** Opening Data for this exercise block **

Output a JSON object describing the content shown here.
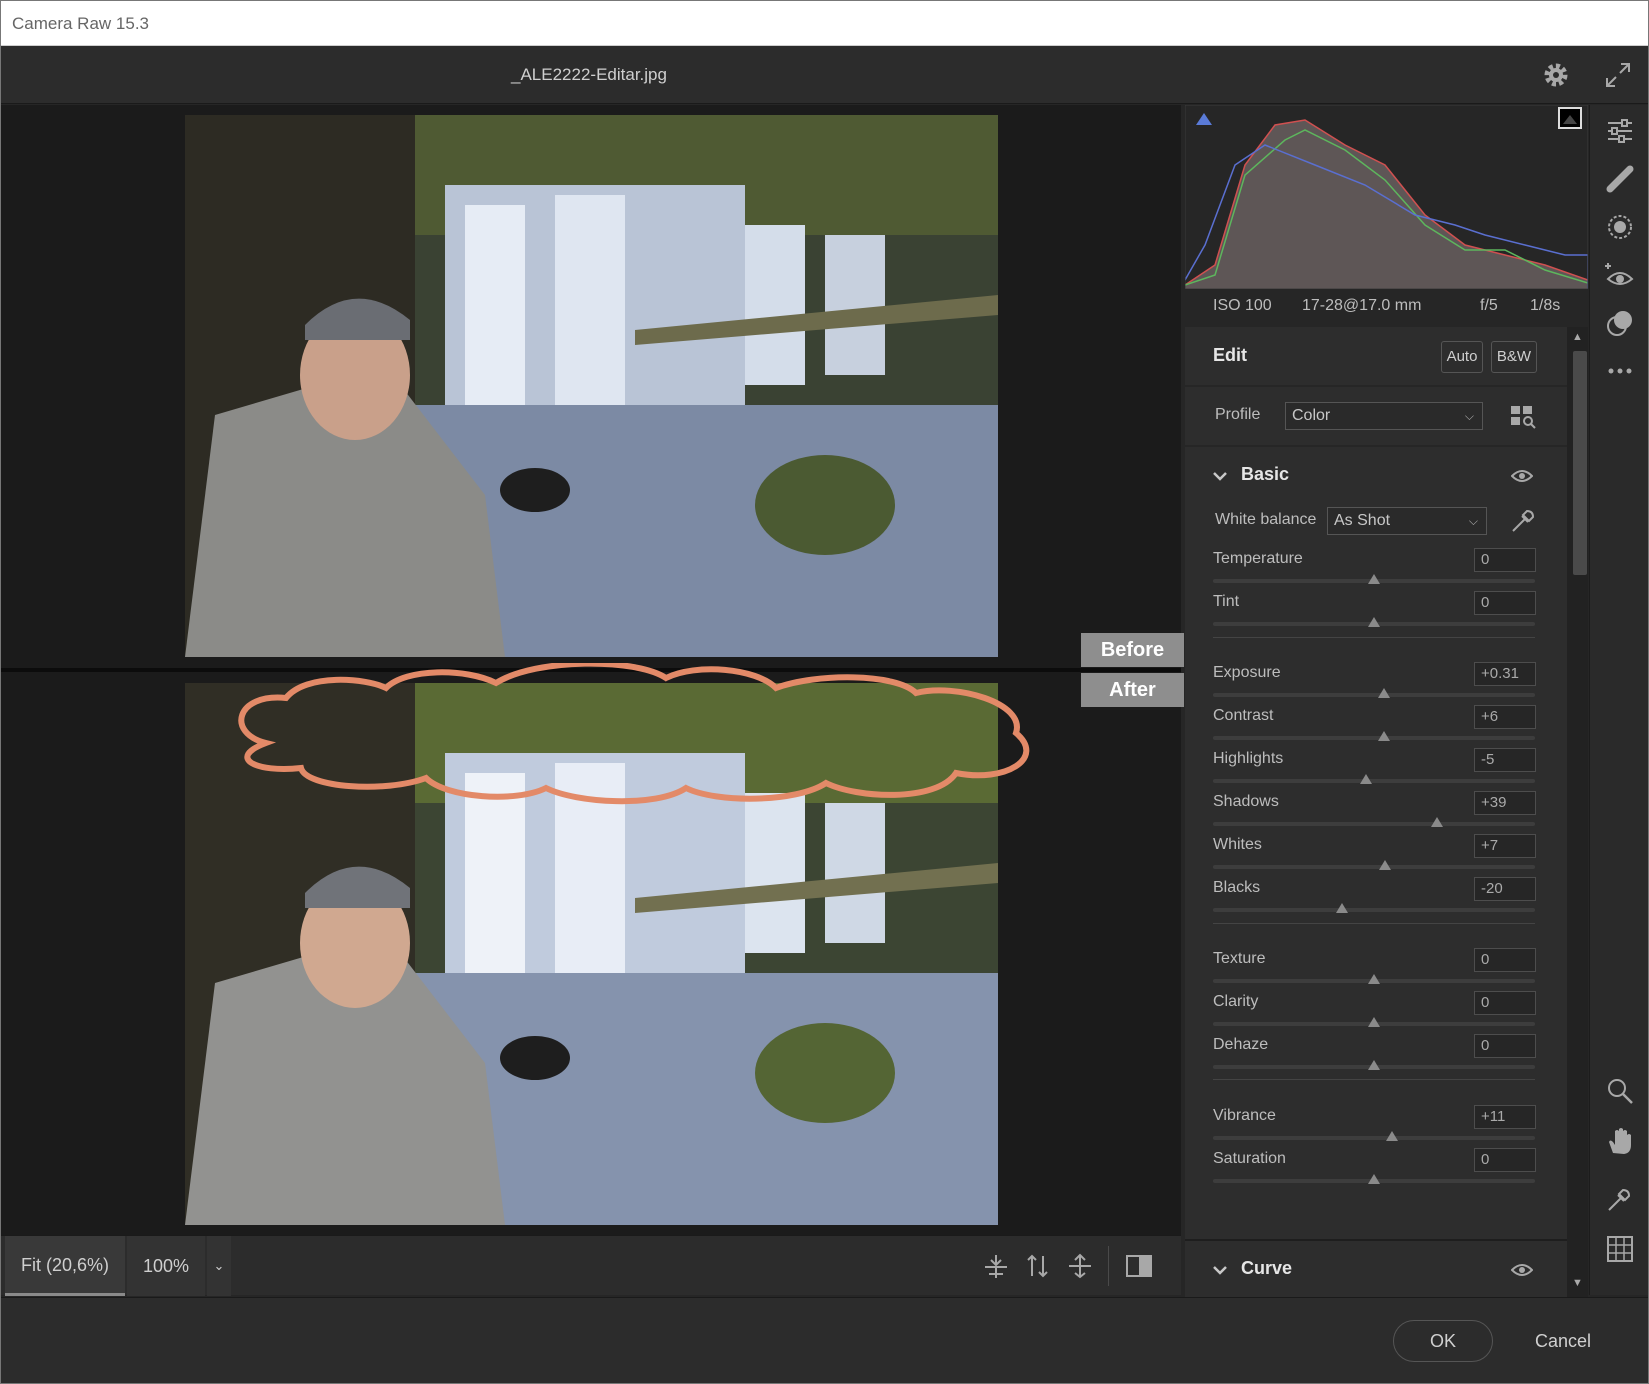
{
  "window": {
    "title": "Camera Raw 15.3"
  },
  "topbar": {
    "filename": "_ALE2222-Editar.jpg",
    "settings_icon": "gear-icon",
    "fullscreen_icon": "expand-icon"
  },
  "viewer": {
    "before_label": "Before",
    "after_label": "After",
    "annotation": "salmon-cloud-outline"
  },
  "viewer_bottom": {
    "fit_label": "Fit (20,6%)",
    "zoom_label": "100%",
    "zoom_dropdown": "⌄",
    "icons": [
      "swap-before-after-icon",
      "copy-settings-icon",
      "swap-settings-icon",
      "toggle-view-icon"
    ]
  },
  "histogram": {
    "shadow_clip_icon": "shadow-clipping-icon",
    "highlight_clip_icon": "highlight-clipping-icon"
  },
  "exif": {
    "iso": "ISO 100",
    "lens": "17-28@17.0 mm",
    "aperture": "f/5",
    "shutter": "1/8s"
  },
  "edit": {
    "title": "Edit",
    "auto_label": "Auto",
    "bw_label": "B&W",
    "profile_label": "Profile",
    "profile_value": "Color",
    "profile_browser_icon": "grid-search-icon"
  },
  "basic": {
    "title": "Basic",
    "white_balance_label": "White balance",
    "white_balance_value": "As Shot",
    "eyedropper_icon": "eyedropper-icon",
    "sliders": [
      {
        "label": "Temperature",
        "value": "0",
        "pos": 0.5
      },
      {
        "label": "Tint",
        "value": "0",
        "pos": 0.5
      },
      {
        "label": "Exposure",
        "value": "+0.31",
        "pos": 0.53
      },
      {
        "label": "Contrast",
        "value": "+6",
        "pos": 0.53
      },
      {
        "label": "Highlights",
        "value": "-5",
        "pos": 0.475
      },
      {
        "label": "Shadows",
        "value": "+39",
        "pos": 0.695
      },
      {
        "label": "Whites",
        "value": "+7",
        "pos": 0.535
      },
      {
        "label": "Blacks",
        "value": "-20",
        "pos": 0.4
      },
      {
        "label": "Texture",
        "value": "0",
        "pos": 0.5
      },
      {
        "label": "Clarity",
        "value": "0",
        "pos": 0.5
      },
      {
        "label": "Dehaze",
        "value": "0",
        "pos": 0.5
      },
      {
        "label": "Vibrance",
        "value": "+11",
        "pos": 0.555
      },
      {
        "label": "Saturation",
        "value": "0",
        "pos": 0.5
      }
    ]
  },
  "curve": {
    "title": "Curve"
  },
  "footer": {
    "ok_label": "OK",
    "cancel_label": "Cancel"
  },
  "tools": [
    "edit-sliders-icon",
    "healing-icon",
    "mask-icon",
    "red-eye-icon",
    "presets-icon",
    "more-icon",
    "zoom-icon",
    "hand-icon",
    "sampler-icon",
    "grid-icon"
  ],
  "colors": {
    "accent_cloud": "#e38a68",
    "panel_bg": "#2d2d2d",
    "app_bg": "#262626"
  }
}
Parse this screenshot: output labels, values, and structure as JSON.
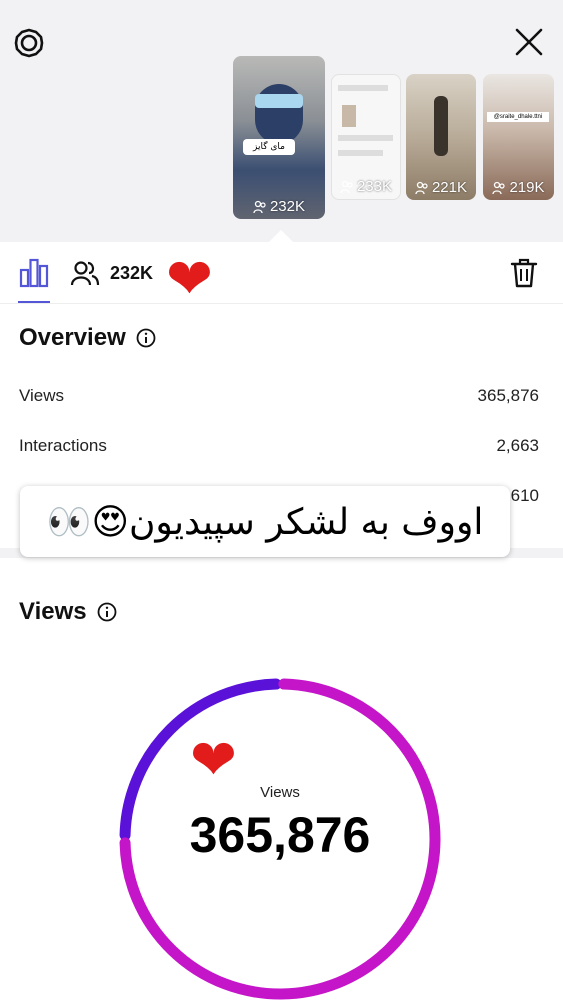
{
  "top_bar": {
    "settings_icon": "gear-icon",
    "close_icon": "close-icon"
  },
  "thumbnails": [
    {
      "count": "232K",
      "selected": true,
      "overlay_text": "مای گایز"
    },
    {
      "count": "233K",
      "selected": false
    },
    {
      "count": "221K",
      "selected": false
    },
    {
      "count": "219K",
      "selected": false,
      "overlay_text": "@sraite_dhale.ttni"
    }
  ],
  "tabs": {
    "stats_icon": "bar-chart-icon",
    "viewers_icon": "people-icon",
    "viewers_count": "232K",
    "delete_icon": "trash-icon"
  },
  "overview": {
    "title": "Overview",
    "rows": [
      {
        "label": "Views",
        "value": "365,876"
      },
      {
        "label": "Interactions",
        "value": "2,663"
      },
      {
        "label": "",
        "value": "610"
      }
    ]
  },
  "sticker": {
    "text": "اووف به لشکر سپیدیون😍👀"
  },
  "views_section": {
    "title": "Views",
    "ring_label": "Views",
    "ring_value": "365,876",
    "segments": [
      {
        "fraction": 0.25,
        "color": "#5a12d9"
      },
      {
        "fraction": 0.75,
        "color": "#c515c9"
      }
    ]
  },
  "colors": {
    "accent": "#5356d6",
    "heart": "#e21b1b"
  }
}
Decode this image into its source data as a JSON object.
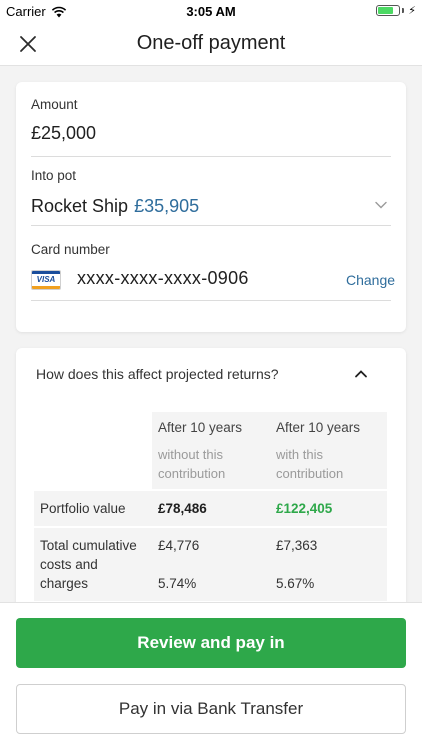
{
  "status_bar": {
    "carrier": "Carrier",
    "time": "3:05 AM",
    "icons": [
      "wifi-icon",
      "battery-icon",
      "charging-bolt-icon"
    ]
  },
  "nav": {
    "title": "One-off payment",
    "close_icon": "close-icon"
  },
  "payment": {
    "amount_label": "Amount",
    "amount_value": "£25,000",
    "pot_label": "Into pot",
    "pot_name": "Rocket Ship",
    "pot_balance": "£35,905",
    "card_label": "Card number",
    "card_brand": "VISA",
    "card_number": "xxxx-xxxx-xxxx-0906",
    "change_label": "Change"
  },
  "returns": {
    "question": "How does this affect projected returns?",
    "columns": [
      {
        "title": "After 10 years",
        "subtitle": "without this contribution"
      },
      {
        "title": "After 10 years",
        "subtitle": "with this contribution"
      }
    ],
    "rows": [
      {
        "label": "Portfolio value",
        "without": "£78,486",
        "with": "£122,405"
      },
      {
        "label": "Total cumulative costs and charges",
        "without": "£4,776",
        "with": "£7,363",
        "without_pct": "5.74%",
        "with_pct": "5.67%"
      }
    ]
  },
  "actions": {
    "primary": "Review and pay in",
    "secondary": "Pay in via Bank Transfer"
  },
  "colors": {
    "accent_green": "#2ea84a",
    "link_blue": "#2f6d9c",
    "background": "#f3f3f3"
  }
}
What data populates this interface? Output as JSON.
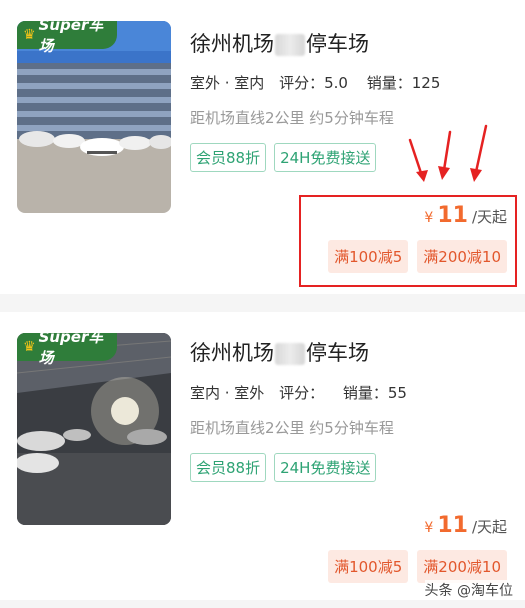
{
  "listings": [
    {
      "badge": "Super车场",
      "title_before": "徐州机场",
      "title_after": "停车场",
      "types": "室外 · 室内",
      "rating": "评分：5.0",
      "sales": "销量：125",
      "distance": "距机场直线2公里 约5分钟车程",
      "tags": [
        "会员88折",
        "24H免费接送"
      ],
      "price_symbol": "¥",
      "price": "11",
      "price_unit": "/天起",
      "coupons": [
        "满100减5",
        "满200减10"
      ]
    },
    {
      "badge": "Super车场",
      "title_before": "徐州机场",
      "title_after": "停车场",
      "types": "室内 · 室外",
      "rating": "评分：",
      "sales": "销量：55",
      "distance": "距机场直线2公里 约5分钟车程",
      "tags": [
        "会员88折",
        "24H免费接送"
      ],
      "price_symbol": "¥",
      "price": "11",
      "price_unit": "/天起",
      "coupons": [
        "满100减5",
        "满200减10"
      ]
    }
  ],
  "watermark": "头条 @淘车位",
  "colors": {
    "accent_green": "#2ea374",
    "price_orange": "#f26a2e",
    "coupon_bg": "#fde9e2",
    "highlight_red": "#e52222",
    "badge_green": "#2f7d3a"
  }
}
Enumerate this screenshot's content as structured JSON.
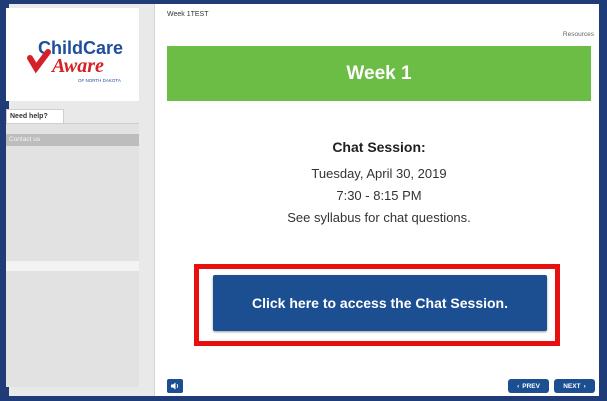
{
  "sidebar": {
    "logo": {
      "line1": "ChildCare",
      "line2": "Aware",
      "line3": "OF NORTH DAKOTA",
      "colors": {
        "blue": "#1f4e9c",
        "red": "#d62027"
      }
    },
    "help_tab": "Need help?",
    "contact_item": "Contact us"
  },
  "header": {
    "lesson_title": "Week 1TEST",
    "resources": "Resources"
  },
  "banner": {
    "title": "Week 1",
    "color": "#6cbd45"
  },
  "session": {
    "title": "Chat Session:",
    "date": "Tuesday, April 30, 2019",
    "time": "7:30 - 8:15 PM",
    "note": "See syllabus for chat questions."
  },
  "access_button": {
    "label": "Click here to access the Chat Session.",
    "color": "#1c4f92",
    "highlight_color": "#e80f0f"
  },
  "player_controls": {
    "sound_icon": "speaker-icon",
    "prev_label": "PREV",
    "next_label": "NEXT"
  }
}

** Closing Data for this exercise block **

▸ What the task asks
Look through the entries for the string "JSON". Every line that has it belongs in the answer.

▸ Exercise answer
Output a JSON object describing the content shown here.
Parse this screenshot: output labels, values, and structure as JSON.
Decode this image into its source data as a JSON object.
What data populates this interface? Output as JSON.
Enumerate this screenshot's content as structured JSON.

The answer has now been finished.